Importantly, borrowers with loans greater than $2 million that do not satisfy this safe harbor may still have an adequate basis for making the required good-faith certification, based on their individual circumstances in light of the language of the certification and SBA guidance. SBA has previously stated that all PPP loans in excess of $2 million, and other PPP loans as appropriate, will be subject to review by SBA for compliance with program requirements set forth in the PPP Interim Final Rules and in the Borrower Application Form. If SBA determines in the course of its review that a borrower lacked an adequate basis for the required certification concerning the necessity of the loan request, SBA will seek repayment of the outstanding PPP loan balance and will inform the lender that the borrower is not eligible for loan forgiveness. If the borrower repays the loan after receiving notification from SBA, SBA will not pursue administrative enforcement or referrals to other agencies based on its determination with respect to the certification concerning necessity of the loan request. SBA’s determination concerning the certification regarding the necessity of the loan request will not affect SBA’s loan guarantee.

Not only does the SBA FAQ now put to rest questions raised by those borrowers who received less than $2 million in funding, there is additional protection for borrowers who received more than $2 million. If the SBA determines the borrower’ explanation for meeting the application certification was not adequate, rather than facing harsh potential criminal and civil penalties assuming the borrow pays back the loan.

Currently, there is no SBA guidance regarding meeting the loan certification requirements, other than SBA FAQ Nos. 31 and 46, for those borrowers of more than $2 million in PPP funding.

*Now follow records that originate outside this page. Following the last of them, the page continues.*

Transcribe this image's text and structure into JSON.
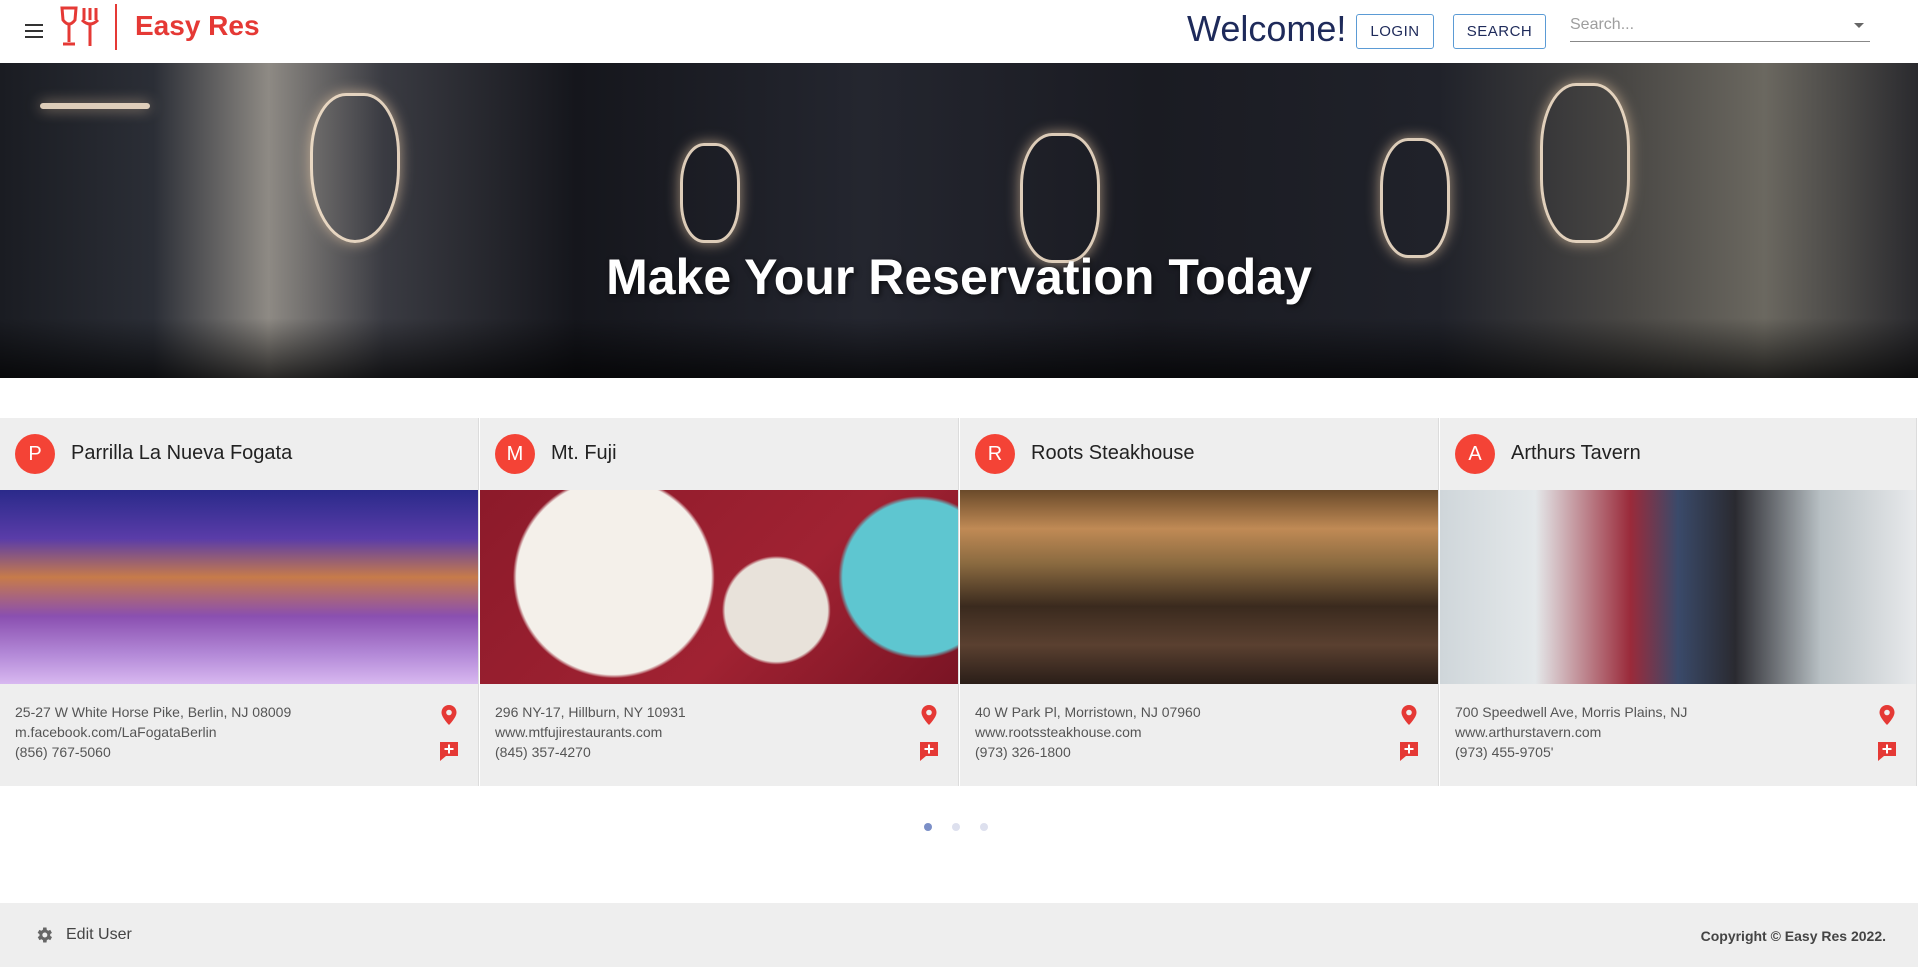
{
  "header": {
    "brand": "Easy Res",
    "welcome": "Welcome!",
    "login_label": "LOGIN",
    "search_label": "SEARCH",
    "search_placeholder": "Search...",
    "menu_icon": "hamburger-menu-icon",
    "logo_icon": "wine-glass-fork-icon",
    "brand_color": "#e53935"
  },
  "hero": {
    "title": "Make Your Reservation Today"
  },
  "restaurants": [
    {
      "initial": "P",
      "name": "Parrilla La Nueva Fogata",
      "address": "25-27 W White Horse Pike, Berlin, NJ 08009",
      "website": "m.facebook.com/LaFogataBerlin",
      "phone": "(856) 767-5060"
    },
    {
      "initial": "M",
      "name": "Mt. Fuji",
      "address": "296 NY-17, Hillburn, NY 10931",
      "website": "www.mtfujirestaurants.com",
      "phone": "(845) 357-4270"
    },
    {
      "initial": "R",
      "name": "Roots Steakhouse",
      "address": "40 W Park Pl, Morristown, NJ 07960",
      "website": "www.rootssteakhouse.com",
      "phone": "(973) 326-1800"
    },
    {
      "initial": "A",
      "name": "Arthurs Tavern",
      "address": "700 Speedwell Ave, Morris Plains, NJ",
      "website": "www.arthurstavern.com",
      "phone": "(973) 455-9705'"
    }
  ],
  "carousel": {
    "page_count": 3,
    "active_page": 1
  },
  "footer": {
    "edit_user": "Edit User",
    "copyright": "Copyright © Easy Res 2022."
  }
}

There is no, what lawyers refer to as a “bright-line” test for this analysis, and every company's situation is different. Look for our next article on Paycheck Protection Program for Borrowers of Over $2 Million and our future article on calculations of the forgiveness amounts under the PPP loans titled Paycheck Protection Program—How to Calculate Forgiveness Correctly?